Monday, September 27, 2010

Autumn Grasses 10, Artist Zilch



AUTUMN GRASSES

My first little painting on a nine by twelve canvas board was exhausting: Nine by twelve is huge if you chose to use little tiny brushes to paint a subject that you cropped in close to blow up the details, (which is what like to do); there's no bounce at all of course; and even though I added two more primer coats of gesso, the tooth was nil and the paint separated and puddled when it first went on. I needed quite a thick application before I could get it to grip with one stroke followed by a drying session. Luckily it was laundry day.

I bought a dozen of these boards in an effort to standardize the size of my daily drawings/paintings. But unless I employ a palette knife and choose less detailed subjects, they just aren't going to work. The Autumn Grasses in my yard must have grown an inch in the two and a half hours it took me to get what you see. And it's not done.

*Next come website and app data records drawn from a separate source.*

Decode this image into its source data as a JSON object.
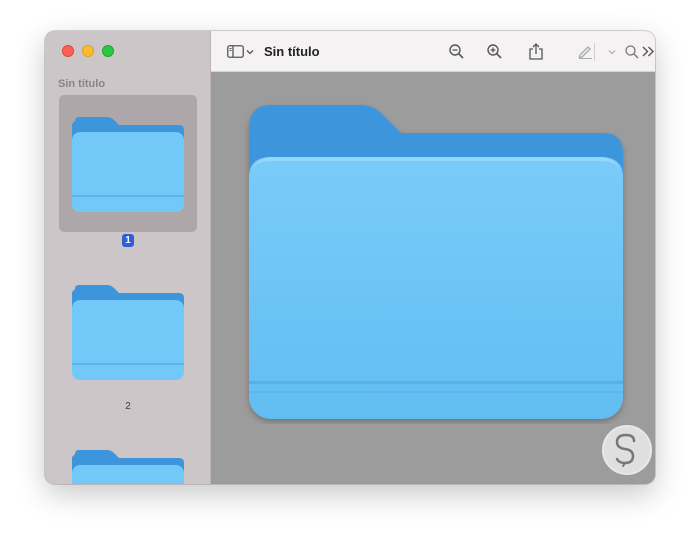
{
  "window": {
    "title": "Sin título"
  },
  "sidebar": {
    "title": "Sin título",
    "pages": [
      {
        "label": "1",
        "selected": true
      },
      {
        "label": "2",
        "selected": false
      },
      {
        "label": "",
        "selected": false
      }
    ]
  },
  "toolbar": {
    "icons": [
      "sidebar-toggle-icon",
      "chevron-down-icon",
      "zoom-out-icon",
      "zoom-in-icon",
      "share-icon",
      "markup-icon",
      "chevron-down-icon",
      "more-tools-icon",
      "search-icon"
    ]
  },
  "colors": {
    "folder_front": "#72c8f7",
    "folder_back": "#3d96dc",
    "selection": "#2f5ed7"
  },
  "watermark": {
    "name": "solvetic-logo"
  }
}
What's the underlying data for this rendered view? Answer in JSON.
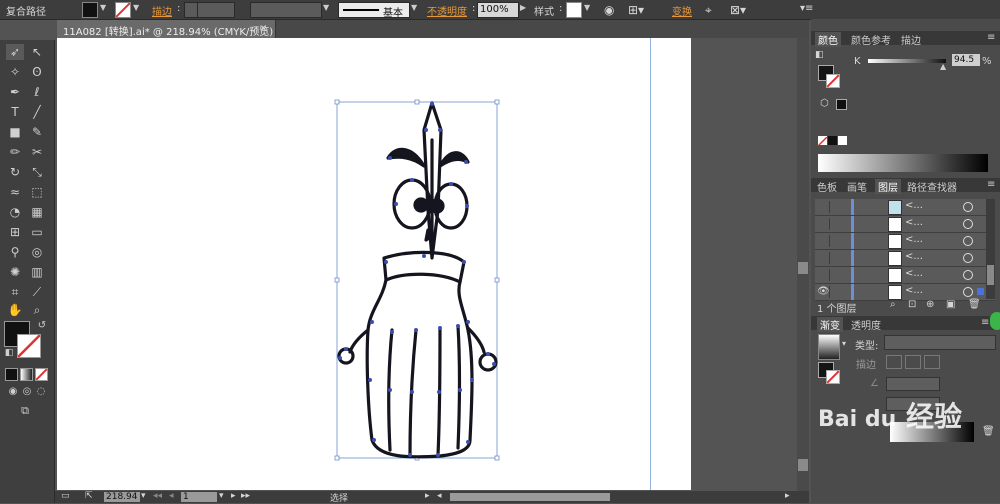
{
  "control_bar": {
    "object_type": "复合路径",
    "stroke_label": "描边",
    "stroke_style": "基本",
    "opacity_label": "不透明度",
    "opacity_value": "100%",
    "style_label": "样式",
    "transform_label": "变换"
  },
  "document": {
    "tab_title": "11A082 [转换].ai* @ 218.94% (CMYK/预览)",
    "close_glyph": "×"
  },
  "status_bar": {
    "zoom": "218.94",
    "artboard_num": "1",
    "tool_status": "选择"
  },
  "color_panel": {
    "tabs": [
      "颜色",
      "颜色参考",
      "描边"
    ],
    "channel_label": "K",
    "k_value": "94.5",
    "k_unit": "%"
  },
  "layers_panel": {
    "tabs": [
      "色板",
      "画笔",
      "图层",
      "路径查找器"
    ],
    "rows": [
      {
        "name": "<...",
        "eye": false
      },
      {
        "name": "<...",
        "eye": false
      },
      {
        "name": "<...",
        "eye": false
      },
      {
        "name": "<...",
        "eye": false
      },
      {
        "name": "<...",
        "eye": false
      },
      {
        "name": "<...",
        "eye": true
      }
    ],
    "footer": "1 个图层"
  },
  "gradient_panel": {
    "tabs": [
      "渐变",
      "透明度"
    ],
    "type_label": "类型:",
    "stroke_label": "描边"
  },
  "watermark": {
    "text": "经验",
    "logo": "Bai du"
  },
  "colors": {
    "accent_orange": "#e8973a",
    "path_selection": "#2a3a8c",
    "layer_bar": "#6d8fd6"
  }
}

Aside from needing more sassafrases in the sassafras trees and yellow in the leaves, the whole thing will need varnishing. The tube paint even though thinned with semi-gloss medium is looking dead to me. What's with this cheap surface?

The session was a wrestling match and I lost. I came away with magenta on my warm ups, green oxide on my sweater and red in my hair. The little sucker kept flipping off or falling over on my lap if I pounced or stroked too hard.

If I'm going to pursue this size, my big boy easel is definitely out. I have a portable drafting easel somewhere in this house that will do much better. It's table space and enthusiasm I'm lacking.

ON THE BRIGHT SIDE

My canvases finally came; Chocolate Mice is up front for today.

Then, thanks to Agnes, I now know how to be in the picture. Her latest blog clued me in that my camera might just have a self-timer setting-- duh, something I never thought about before. She also said she liked to see the blogger behind the blog, a very clever idea I never got. So, thirty something years older than beautiful Agnes (I'm guessing), here I am as I am--sans fancy fixins, but with a smear of Vasoline on the lens to soften the blow for me, not you.

I'm reading Hugh MacLeod's book Ignore Everybody. It's quite enjoyable since we share philosophies on creativity. In an essay about you don't need a lot of fancy equipment to produce your masterpiece, he used as an example Van Gogh's limited palette. I looked that up this morning. Van Gogh's palette consisted of seven colors: Ochres, (red, yellow,brown);Cobalt Blue;Prussian Blue;Naples Yellow, Sienna then black and white. Simple. Great. Food for thought.

No comments:

Post a Comment